eci is one of the largest online book specialists in the Netherlands and Belgium, with an estimated yearly revenue of 15m euro for the Dutch part. For their site search, eci relied on a manually optimized Apache Solr, integrated into Intershop.
During a three-week A/B test we’ve shown a 38% improvement in revenue and a 34% increase in conversion rate compared to the in-house Apache Solr search engine. This shows once more that adding A.I. to your search engine really makes a difference! Read the full story here.
AI2Future is a local, Croatian, initiative for disseminating the importance and for grounding the use of Artificial Intelligence. The conference brings together researchers, A.I. start ups, and large corporates from all around Croatia to share experiences and learn from each other on what A.I. can and cannot do.
I was invited to give one of the two keynote talks. The first keynote focused on conversational agents and natural language processing and mine followed up with insights how search powers a large spectrum of applications from search, question and answering, and recommendations.
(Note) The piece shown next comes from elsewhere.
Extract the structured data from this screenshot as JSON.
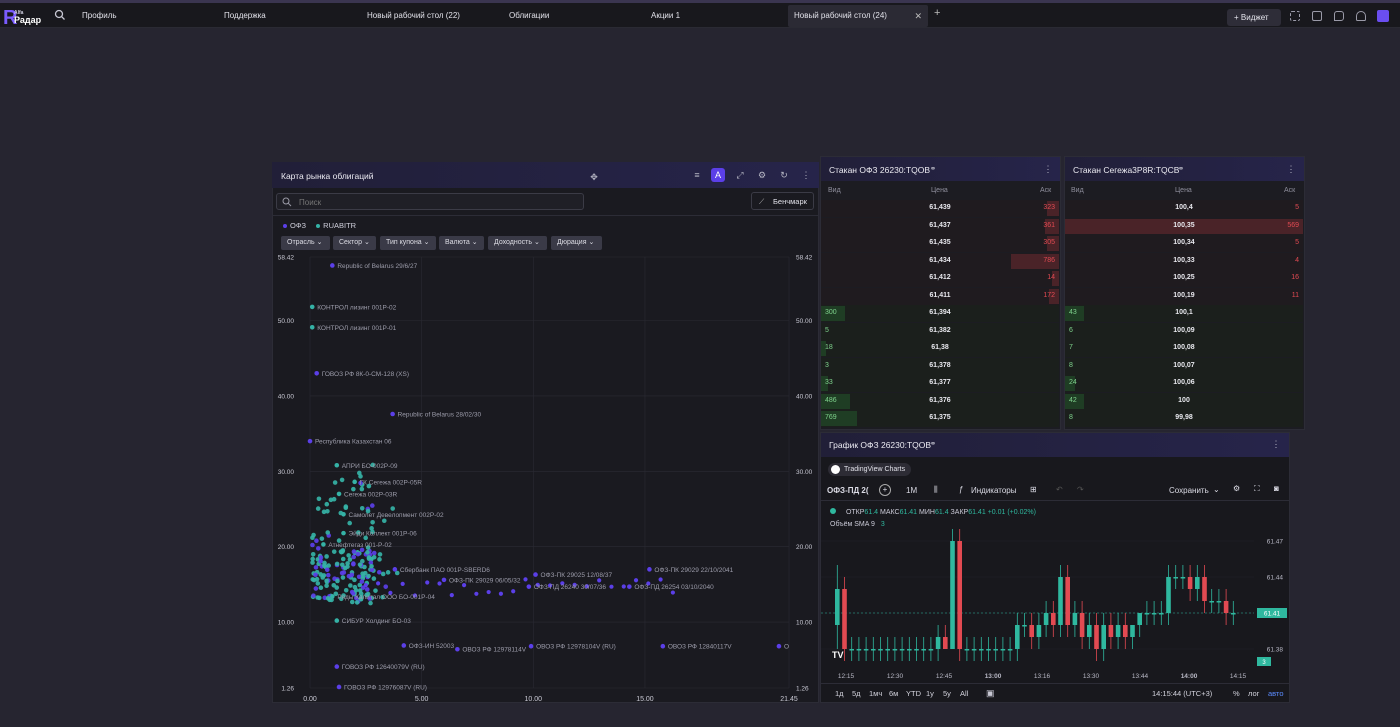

I focused on the work we do at 904Labs and illustrated the principles of online learning to rank through real-world examples from our experimences with our customers.
I got many questions after the talk which is a sign that the audience understood the topic and was intrigued by what A.I. can do for search. Some of the questions were brought to the following breaks with some of them leading to follow up meetings in the next days.
I much enjoyed the conference, and I hope that the organizers will follow up with another version next year. I believe that we do need more of this type of initiative to disseminate what A.I. is and A.I. can and cannot do so that organizations shape a better picture of how they can use it to solve challenges that they face.
I’m happy to share some great results with regards to the utility of self-learning search and revenue on e-commerce sites. 904Labs self-learning search improves revenue by 36% when compared to a highly, but manually, tuned Apache Solr search engine. Good job 904Labs team!
The Dutch-Belgian Information Retrieval Workshop was held this year in Delft. A nice lot of people from all around the Netherlands, Belgium, and a handful from abroad came together to share their research highlights from this year. It was a nice programme, filled with interesting short talks (about 15mins) that were great to give us a summary of what everybody is working on.
My personal highlight was Chato’s keynote speech on algorithmic bias. Although a lot is discussed on the topic, there is yet no to little work that presents some sort of foundation that describes the issue, frames it and offers some theoretical framework from which we can start thinking about solutions. Chato’s work laid the ground works on this area. He started with explaining what algorithmic bias is and stressed how coupled it is with data collection. I’m looking forward to seeing more on his work on the subject.
This summer I was happy to be back at the Special Interest Group in Information Retrieval (SIGIR), this time, in Pisa, Italy. Last time I was at SIGIR was in Portland back in 2012, where I was presenting the work I did at Yahoo! Barcelona. SIGIR is the top international conference on search engines, and it’s always good fun to hear the latest developments and exchange new ideas.